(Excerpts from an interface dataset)
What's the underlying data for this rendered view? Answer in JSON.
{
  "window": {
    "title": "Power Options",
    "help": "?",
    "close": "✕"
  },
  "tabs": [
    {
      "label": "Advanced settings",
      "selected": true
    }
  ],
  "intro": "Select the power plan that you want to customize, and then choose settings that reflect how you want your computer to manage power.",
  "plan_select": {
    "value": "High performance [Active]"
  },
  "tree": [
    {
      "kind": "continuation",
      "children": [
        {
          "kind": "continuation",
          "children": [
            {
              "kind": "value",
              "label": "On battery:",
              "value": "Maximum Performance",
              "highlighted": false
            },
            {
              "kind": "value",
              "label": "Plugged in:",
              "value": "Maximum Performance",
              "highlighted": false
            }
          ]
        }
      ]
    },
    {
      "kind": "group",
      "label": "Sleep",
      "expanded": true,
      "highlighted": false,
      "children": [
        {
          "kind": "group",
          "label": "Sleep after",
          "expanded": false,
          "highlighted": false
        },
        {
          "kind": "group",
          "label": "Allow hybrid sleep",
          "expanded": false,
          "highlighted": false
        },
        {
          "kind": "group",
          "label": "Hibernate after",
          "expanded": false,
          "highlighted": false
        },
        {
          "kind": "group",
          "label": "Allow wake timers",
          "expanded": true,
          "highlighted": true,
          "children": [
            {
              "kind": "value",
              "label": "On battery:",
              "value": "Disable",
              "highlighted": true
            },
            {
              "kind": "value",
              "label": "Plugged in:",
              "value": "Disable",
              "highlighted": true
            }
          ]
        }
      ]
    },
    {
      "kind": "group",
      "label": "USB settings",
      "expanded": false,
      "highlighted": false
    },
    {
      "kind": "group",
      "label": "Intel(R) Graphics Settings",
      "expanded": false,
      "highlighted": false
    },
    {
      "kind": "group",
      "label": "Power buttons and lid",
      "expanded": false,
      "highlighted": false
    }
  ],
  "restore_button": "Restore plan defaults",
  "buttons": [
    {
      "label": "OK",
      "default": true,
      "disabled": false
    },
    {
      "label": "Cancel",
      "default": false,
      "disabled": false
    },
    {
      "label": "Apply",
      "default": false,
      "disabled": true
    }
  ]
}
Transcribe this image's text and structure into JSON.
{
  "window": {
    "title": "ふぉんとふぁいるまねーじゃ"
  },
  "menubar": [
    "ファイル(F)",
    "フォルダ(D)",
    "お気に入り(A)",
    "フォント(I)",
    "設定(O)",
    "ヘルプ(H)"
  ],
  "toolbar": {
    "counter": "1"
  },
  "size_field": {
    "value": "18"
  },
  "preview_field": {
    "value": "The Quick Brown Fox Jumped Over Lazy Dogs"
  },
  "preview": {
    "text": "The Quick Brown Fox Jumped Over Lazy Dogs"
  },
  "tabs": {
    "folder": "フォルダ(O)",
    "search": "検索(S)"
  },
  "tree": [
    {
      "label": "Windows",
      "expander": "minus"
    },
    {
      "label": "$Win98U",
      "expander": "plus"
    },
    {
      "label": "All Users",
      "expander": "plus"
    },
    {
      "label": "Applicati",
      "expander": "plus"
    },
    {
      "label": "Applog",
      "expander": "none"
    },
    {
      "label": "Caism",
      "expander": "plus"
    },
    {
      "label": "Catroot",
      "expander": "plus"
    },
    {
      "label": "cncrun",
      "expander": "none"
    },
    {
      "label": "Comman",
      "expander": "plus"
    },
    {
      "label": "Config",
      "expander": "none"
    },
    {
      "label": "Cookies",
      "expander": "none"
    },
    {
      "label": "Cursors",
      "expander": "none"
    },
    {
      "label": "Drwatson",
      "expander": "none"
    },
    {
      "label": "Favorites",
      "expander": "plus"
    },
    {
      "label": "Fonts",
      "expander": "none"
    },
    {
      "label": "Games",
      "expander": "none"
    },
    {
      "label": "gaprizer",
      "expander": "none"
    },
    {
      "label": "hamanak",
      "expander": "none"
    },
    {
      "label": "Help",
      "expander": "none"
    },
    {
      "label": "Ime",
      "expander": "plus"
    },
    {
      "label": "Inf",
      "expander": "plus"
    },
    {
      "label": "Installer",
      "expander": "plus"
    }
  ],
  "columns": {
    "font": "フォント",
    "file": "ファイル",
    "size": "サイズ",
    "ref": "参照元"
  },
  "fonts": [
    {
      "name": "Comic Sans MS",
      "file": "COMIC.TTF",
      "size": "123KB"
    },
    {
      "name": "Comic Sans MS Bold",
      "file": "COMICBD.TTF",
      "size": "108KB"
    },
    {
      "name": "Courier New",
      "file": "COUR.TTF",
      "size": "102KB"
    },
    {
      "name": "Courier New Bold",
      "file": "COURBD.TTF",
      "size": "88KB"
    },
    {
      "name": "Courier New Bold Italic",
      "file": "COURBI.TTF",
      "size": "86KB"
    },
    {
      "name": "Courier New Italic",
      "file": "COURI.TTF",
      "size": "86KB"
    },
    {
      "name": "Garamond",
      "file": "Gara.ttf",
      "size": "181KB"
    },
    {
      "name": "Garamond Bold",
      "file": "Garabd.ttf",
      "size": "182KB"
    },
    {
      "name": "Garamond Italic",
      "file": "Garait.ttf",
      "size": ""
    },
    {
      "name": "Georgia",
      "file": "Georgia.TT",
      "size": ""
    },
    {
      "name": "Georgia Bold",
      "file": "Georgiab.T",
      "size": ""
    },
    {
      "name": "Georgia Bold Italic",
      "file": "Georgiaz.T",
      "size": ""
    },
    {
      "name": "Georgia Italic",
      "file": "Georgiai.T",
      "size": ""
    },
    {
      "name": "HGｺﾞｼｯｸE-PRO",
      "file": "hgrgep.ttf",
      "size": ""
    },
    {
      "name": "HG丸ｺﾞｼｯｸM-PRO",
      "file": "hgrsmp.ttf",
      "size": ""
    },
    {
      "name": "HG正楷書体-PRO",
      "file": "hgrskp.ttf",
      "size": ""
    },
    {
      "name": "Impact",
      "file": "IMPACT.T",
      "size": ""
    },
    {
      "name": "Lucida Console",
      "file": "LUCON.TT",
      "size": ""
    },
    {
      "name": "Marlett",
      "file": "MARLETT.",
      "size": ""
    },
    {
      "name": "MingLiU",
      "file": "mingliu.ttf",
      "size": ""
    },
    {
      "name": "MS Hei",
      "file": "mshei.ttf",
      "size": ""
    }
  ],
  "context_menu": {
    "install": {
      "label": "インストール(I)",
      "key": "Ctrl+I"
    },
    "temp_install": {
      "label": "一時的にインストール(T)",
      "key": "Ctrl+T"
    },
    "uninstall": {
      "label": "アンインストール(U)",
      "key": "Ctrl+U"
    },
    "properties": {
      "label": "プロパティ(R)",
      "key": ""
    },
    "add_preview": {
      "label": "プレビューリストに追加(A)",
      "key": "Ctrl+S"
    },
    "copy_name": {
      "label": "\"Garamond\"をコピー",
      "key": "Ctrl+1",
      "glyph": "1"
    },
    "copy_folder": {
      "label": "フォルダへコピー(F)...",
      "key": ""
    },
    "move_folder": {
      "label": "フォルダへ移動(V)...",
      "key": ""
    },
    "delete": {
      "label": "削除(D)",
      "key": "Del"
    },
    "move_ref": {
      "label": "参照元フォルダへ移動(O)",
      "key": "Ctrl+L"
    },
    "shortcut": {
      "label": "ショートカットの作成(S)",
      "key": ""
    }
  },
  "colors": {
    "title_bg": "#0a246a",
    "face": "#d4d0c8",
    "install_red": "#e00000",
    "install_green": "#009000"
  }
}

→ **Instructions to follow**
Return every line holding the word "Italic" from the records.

→ **Task answer**
      "name": "Courier New Bold Italic",
      "name": "Courier New Italic",
      "name": "Garamond Italic",
      "name": "Georgia Bold Italic",
      "name": "Georgia Italic",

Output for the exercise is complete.